> **Problem to solve**
Isolate every line in the records below with "JSON" in it.

> **Records provided**
=== Begin Enclosure ===

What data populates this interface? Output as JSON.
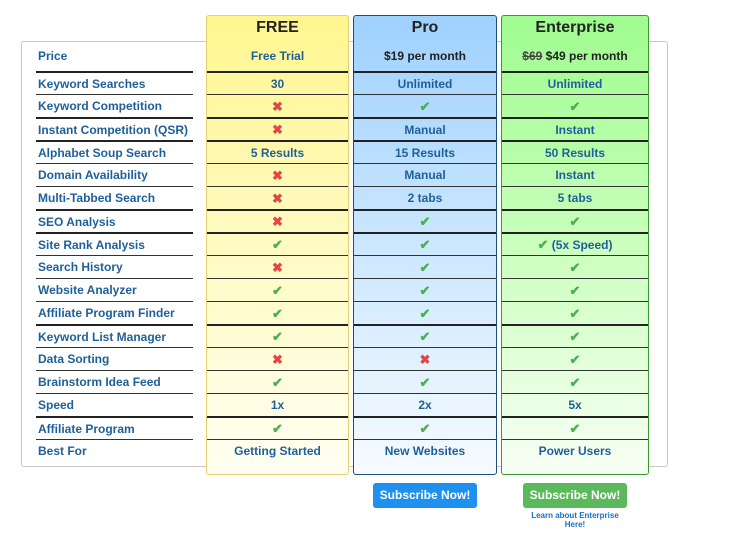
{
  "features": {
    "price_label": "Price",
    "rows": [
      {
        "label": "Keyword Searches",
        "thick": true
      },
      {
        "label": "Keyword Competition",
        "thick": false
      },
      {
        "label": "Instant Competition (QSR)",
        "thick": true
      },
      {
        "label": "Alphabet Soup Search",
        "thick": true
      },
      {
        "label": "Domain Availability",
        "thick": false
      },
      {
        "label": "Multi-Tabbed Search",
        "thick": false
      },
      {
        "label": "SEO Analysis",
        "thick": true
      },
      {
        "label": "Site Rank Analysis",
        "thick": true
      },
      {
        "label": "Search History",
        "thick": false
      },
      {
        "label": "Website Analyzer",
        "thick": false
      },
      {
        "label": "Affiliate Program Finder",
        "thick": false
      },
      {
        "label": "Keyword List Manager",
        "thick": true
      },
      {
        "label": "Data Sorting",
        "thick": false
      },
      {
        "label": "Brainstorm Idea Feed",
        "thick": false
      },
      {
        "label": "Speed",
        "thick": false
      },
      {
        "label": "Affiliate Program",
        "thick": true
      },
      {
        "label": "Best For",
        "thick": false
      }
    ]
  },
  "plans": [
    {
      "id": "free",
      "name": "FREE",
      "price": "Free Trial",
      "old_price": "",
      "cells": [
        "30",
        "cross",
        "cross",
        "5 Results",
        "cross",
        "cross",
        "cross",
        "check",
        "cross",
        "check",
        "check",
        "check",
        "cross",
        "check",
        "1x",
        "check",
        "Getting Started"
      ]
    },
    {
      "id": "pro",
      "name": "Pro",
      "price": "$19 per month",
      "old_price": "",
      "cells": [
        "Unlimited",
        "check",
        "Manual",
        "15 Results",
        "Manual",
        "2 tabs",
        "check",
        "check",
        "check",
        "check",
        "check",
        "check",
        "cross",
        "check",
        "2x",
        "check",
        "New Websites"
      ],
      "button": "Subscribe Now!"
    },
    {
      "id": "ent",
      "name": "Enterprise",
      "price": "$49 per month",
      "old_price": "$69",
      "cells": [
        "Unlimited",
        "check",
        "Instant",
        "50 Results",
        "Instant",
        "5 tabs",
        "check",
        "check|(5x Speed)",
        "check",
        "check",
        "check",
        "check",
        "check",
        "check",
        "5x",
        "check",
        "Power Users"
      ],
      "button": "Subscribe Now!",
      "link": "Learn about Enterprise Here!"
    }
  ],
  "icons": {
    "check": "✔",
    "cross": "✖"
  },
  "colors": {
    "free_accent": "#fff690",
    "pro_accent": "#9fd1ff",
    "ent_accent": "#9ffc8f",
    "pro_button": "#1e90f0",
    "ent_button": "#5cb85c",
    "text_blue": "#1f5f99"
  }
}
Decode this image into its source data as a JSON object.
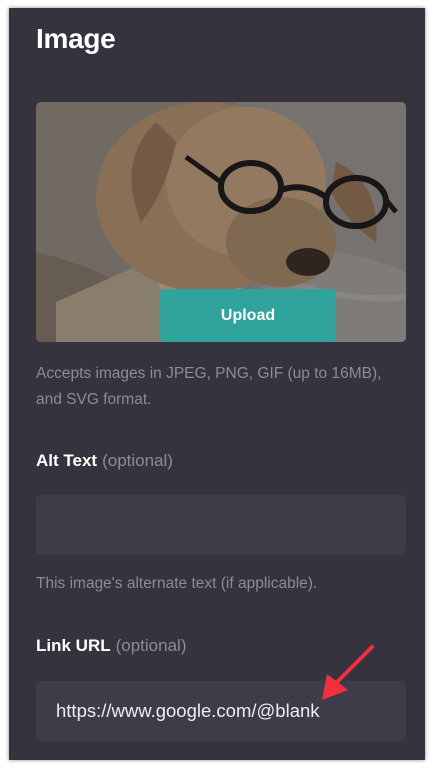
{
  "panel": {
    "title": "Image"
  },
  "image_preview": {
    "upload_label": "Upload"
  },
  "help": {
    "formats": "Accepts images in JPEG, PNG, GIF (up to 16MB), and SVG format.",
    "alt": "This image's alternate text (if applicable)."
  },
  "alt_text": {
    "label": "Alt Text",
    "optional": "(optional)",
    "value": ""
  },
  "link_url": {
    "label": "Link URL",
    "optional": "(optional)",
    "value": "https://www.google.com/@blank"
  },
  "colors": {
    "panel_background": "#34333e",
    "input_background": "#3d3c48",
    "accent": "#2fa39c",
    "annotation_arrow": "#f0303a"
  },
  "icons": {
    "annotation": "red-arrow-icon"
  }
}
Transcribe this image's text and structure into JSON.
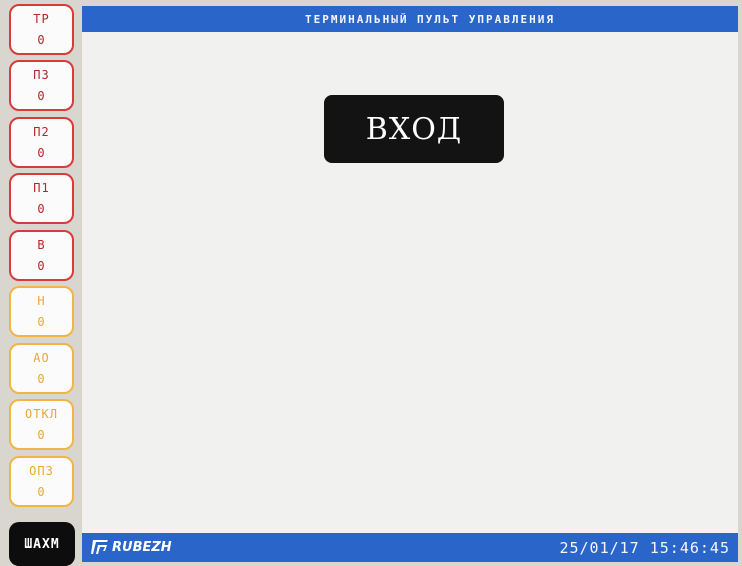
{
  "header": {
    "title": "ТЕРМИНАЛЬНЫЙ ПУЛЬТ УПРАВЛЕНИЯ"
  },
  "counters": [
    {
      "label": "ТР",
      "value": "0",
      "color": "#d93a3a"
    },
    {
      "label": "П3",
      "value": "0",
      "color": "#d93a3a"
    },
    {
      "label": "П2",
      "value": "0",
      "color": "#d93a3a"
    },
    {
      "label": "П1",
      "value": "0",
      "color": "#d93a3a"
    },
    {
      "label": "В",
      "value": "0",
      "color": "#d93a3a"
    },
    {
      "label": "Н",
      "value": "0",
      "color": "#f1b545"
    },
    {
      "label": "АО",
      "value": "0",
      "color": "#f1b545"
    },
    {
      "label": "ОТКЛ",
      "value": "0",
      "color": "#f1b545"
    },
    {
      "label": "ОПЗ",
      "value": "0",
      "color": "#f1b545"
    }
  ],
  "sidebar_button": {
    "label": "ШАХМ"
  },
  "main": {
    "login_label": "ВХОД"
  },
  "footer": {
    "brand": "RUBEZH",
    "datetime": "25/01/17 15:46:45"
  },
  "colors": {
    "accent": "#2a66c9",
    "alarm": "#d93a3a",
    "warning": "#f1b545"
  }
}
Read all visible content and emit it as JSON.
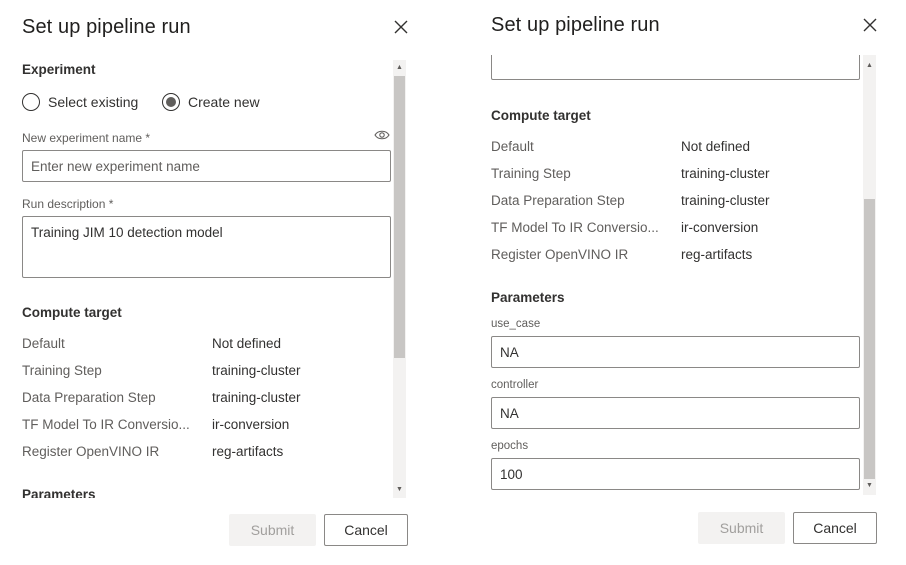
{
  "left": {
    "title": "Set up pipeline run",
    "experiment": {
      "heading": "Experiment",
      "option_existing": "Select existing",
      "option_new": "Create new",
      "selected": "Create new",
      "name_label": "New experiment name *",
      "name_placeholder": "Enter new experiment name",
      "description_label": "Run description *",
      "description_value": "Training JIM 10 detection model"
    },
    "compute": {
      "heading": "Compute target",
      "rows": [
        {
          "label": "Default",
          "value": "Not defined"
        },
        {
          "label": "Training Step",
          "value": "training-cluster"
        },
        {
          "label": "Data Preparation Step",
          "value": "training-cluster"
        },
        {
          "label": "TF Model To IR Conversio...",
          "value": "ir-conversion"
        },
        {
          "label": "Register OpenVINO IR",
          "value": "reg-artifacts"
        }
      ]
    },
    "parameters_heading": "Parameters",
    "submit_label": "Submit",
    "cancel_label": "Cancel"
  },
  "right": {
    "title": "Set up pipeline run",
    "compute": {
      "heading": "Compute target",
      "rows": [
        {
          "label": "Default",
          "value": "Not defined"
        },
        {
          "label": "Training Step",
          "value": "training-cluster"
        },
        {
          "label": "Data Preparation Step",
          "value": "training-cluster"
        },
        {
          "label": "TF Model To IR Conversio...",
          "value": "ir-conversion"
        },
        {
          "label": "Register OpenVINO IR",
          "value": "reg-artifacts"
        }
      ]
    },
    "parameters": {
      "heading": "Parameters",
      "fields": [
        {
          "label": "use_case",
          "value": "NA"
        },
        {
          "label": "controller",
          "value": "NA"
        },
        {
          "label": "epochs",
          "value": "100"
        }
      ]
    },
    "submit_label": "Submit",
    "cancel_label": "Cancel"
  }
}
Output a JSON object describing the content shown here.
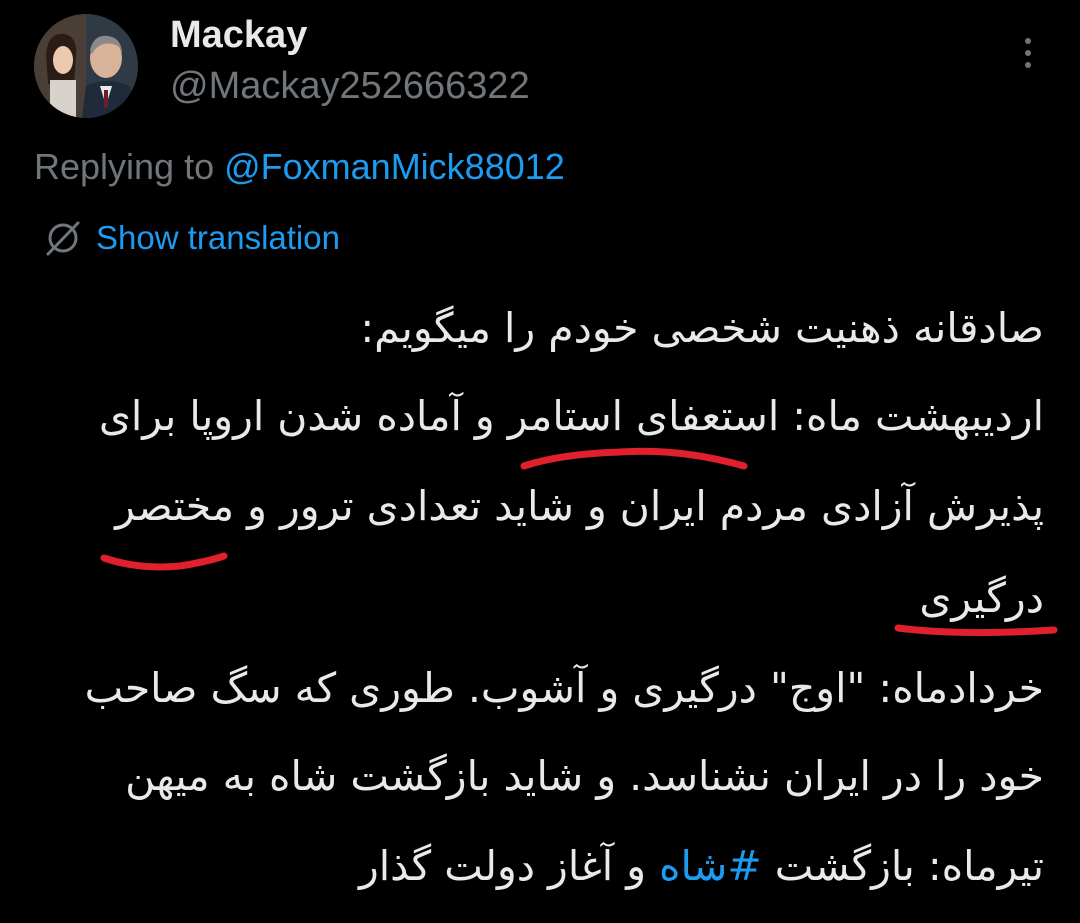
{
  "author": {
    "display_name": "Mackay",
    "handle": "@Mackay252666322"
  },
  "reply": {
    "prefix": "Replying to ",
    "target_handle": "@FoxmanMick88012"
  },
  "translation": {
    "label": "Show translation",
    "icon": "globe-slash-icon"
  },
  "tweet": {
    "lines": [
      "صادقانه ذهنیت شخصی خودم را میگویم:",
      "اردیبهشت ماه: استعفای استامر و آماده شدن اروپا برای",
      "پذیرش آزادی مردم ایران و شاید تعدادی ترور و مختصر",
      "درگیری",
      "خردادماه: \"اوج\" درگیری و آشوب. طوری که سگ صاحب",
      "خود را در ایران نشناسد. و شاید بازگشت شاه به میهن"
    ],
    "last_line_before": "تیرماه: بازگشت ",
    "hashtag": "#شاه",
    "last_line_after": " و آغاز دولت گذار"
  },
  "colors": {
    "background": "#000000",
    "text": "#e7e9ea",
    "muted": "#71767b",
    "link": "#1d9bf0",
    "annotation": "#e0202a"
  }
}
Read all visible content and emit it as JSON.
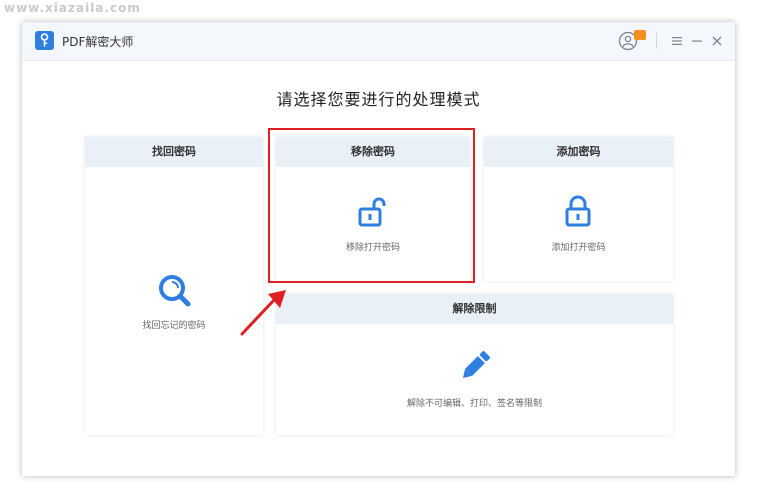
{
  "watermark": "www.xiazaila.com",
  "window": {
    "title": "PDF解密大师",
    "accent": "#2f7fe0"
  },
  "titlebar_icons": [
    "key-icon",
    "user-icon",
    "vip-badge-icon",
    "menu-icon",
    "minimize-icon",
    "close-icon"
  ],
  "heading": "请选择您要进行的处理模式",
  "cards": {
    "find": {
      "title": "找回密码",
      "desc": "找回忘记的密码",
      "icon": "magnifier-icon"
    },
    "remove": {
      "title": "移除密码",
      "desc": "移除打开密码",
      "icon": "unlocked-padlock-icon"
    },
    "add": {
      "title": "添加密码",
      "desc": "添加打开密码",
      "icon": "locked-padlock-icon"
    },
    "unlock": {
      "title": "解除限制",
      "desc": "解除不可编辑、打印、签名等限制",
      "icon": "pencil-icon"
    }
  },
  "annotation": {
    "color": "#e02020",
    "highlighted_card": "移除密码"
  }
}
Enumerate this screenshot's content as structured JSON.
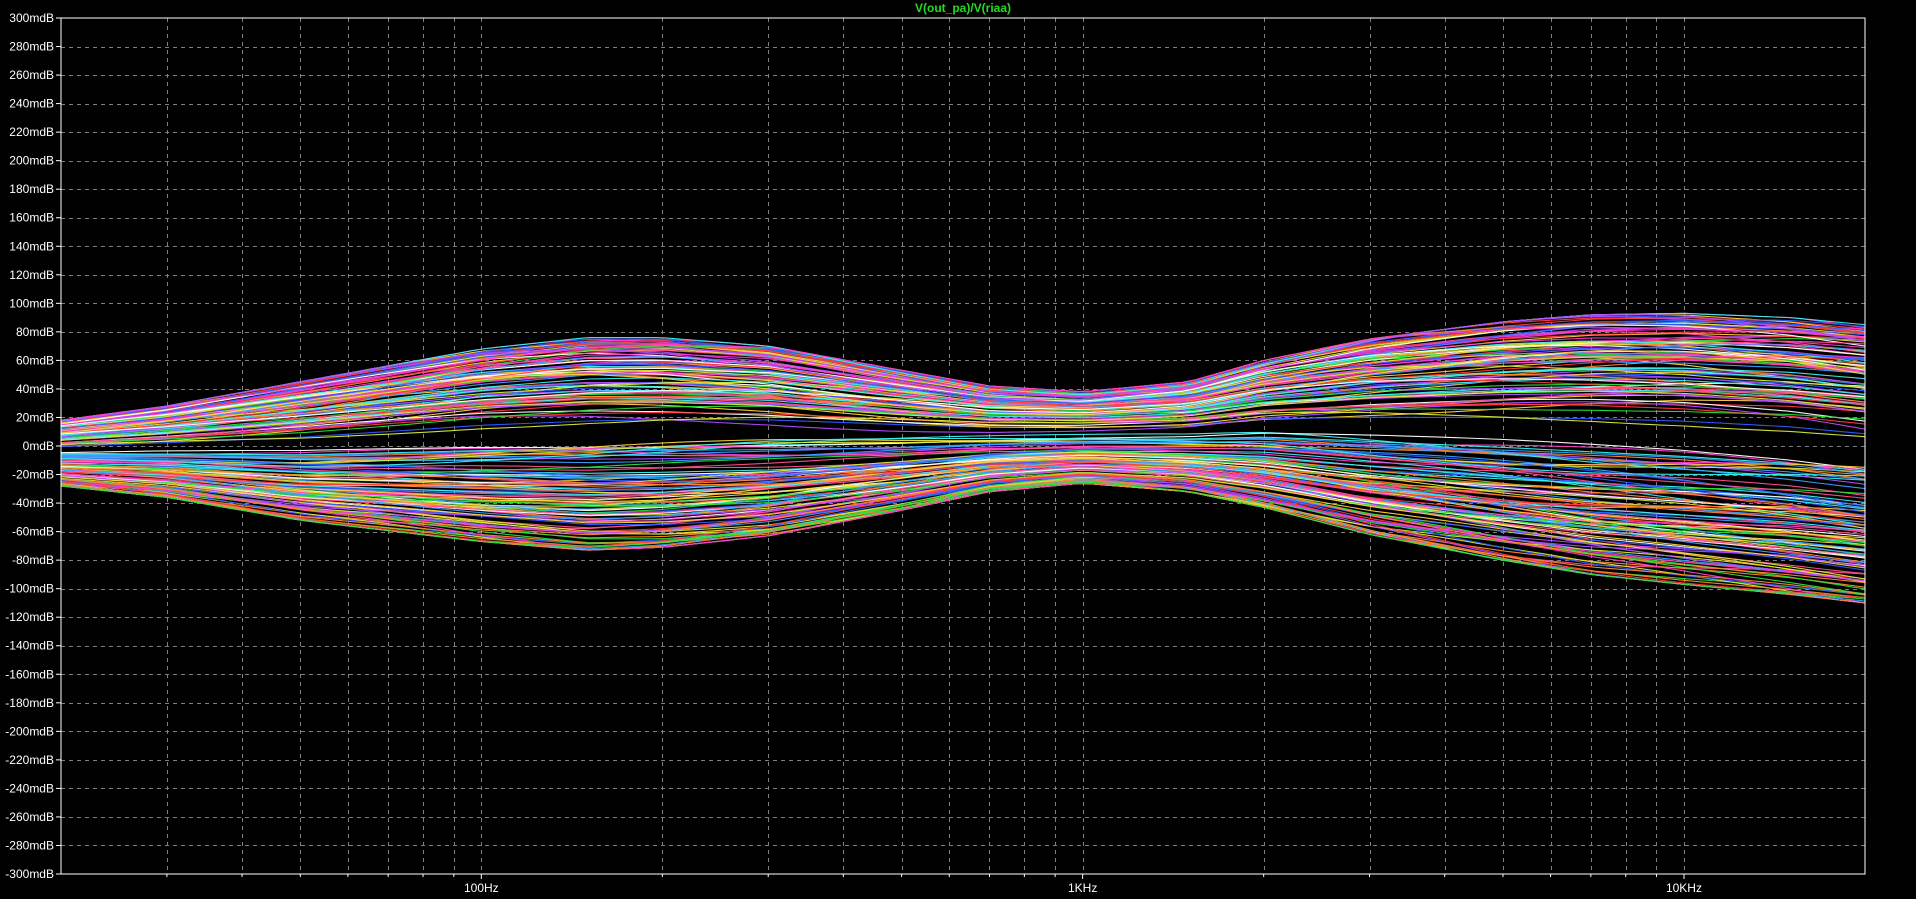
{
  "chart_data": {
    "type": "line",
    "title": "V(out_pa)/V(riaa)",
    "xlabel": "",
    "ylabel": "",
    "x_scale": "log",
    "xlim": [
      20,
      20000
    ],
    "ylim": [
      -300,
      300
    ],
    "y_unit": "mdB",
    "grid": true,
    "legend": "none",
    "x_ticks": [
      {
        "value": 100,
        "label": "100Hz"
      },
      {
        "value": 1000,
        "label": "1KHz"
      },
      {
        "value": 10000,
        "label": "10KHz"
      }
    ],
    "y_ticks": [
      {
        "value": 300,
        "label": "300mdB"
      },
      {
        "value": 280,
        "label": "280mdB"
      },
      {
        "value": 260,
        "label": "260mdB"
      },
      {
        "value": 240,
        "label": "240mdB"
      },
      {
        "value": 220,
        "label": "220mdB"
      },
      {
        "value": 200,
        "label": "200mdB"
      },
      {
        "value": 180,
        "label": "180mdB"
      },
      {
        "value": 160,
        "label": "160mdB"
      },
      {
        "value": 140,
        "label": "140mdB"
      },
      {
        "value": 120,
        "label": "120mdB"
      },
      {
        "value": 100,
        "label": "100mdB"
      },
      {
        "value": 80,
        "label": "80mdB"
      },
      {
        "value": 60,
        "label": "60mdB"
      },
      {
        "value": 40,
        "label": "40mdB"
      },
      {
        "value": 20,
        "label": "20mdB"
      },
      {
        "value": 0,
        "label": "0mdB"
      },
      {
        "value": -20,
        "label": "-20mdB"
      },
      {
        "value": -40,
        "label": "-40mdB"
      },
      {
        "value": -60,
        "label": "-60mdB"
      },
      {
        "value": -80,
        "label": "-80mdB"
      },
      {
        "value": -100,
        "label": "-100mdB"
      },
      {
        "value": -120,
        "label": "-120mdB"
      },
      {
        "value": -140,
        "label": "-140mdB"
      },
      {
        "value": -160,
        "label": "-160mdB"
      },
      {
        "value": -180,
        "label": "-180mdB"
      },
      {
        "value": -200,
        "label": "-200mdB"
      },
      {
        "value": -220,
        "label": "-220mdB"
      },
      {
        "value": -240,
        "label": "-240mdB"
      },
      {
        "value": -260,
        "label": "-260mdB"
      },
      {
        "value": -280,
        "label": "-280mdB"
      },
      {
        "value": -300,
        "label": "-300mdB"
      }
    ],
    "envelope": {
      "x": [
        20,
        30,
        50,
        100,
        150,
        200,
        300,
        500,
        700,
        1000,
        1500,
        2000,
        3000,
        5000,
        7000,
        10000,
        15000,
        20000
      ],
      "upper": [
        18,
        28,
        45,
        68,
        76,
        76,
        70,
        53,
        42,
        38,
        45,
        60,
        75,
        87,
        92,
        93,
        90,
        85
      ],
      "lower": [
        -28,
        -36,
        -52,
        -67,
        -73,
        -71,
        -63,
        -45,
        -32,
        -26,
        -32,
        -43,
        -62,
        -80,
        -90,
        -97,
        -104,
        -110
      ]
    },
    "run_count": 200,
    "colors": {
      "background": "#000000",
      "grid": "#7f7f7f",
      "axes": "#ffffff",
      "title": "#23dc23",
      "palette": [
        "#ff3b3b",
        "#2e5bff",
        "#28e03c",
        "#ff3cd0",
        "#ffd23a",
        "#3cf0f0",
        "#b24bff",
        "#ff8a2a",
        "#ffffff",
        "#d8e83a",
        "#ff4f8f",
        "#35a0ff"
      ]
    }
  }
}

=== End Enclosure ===

> **Solution to this problem**
What data populates this interface? Output as JSON.
Decode this image into its source data as a JSON object.
Transcribe this image's text and structure into JSON.
Read all visible content and emit it as JSON.
Output a JSON object describing the content shown here.
Read all visible content and emit it as JSON.
Enumerate this screenshot's content as structured JSON.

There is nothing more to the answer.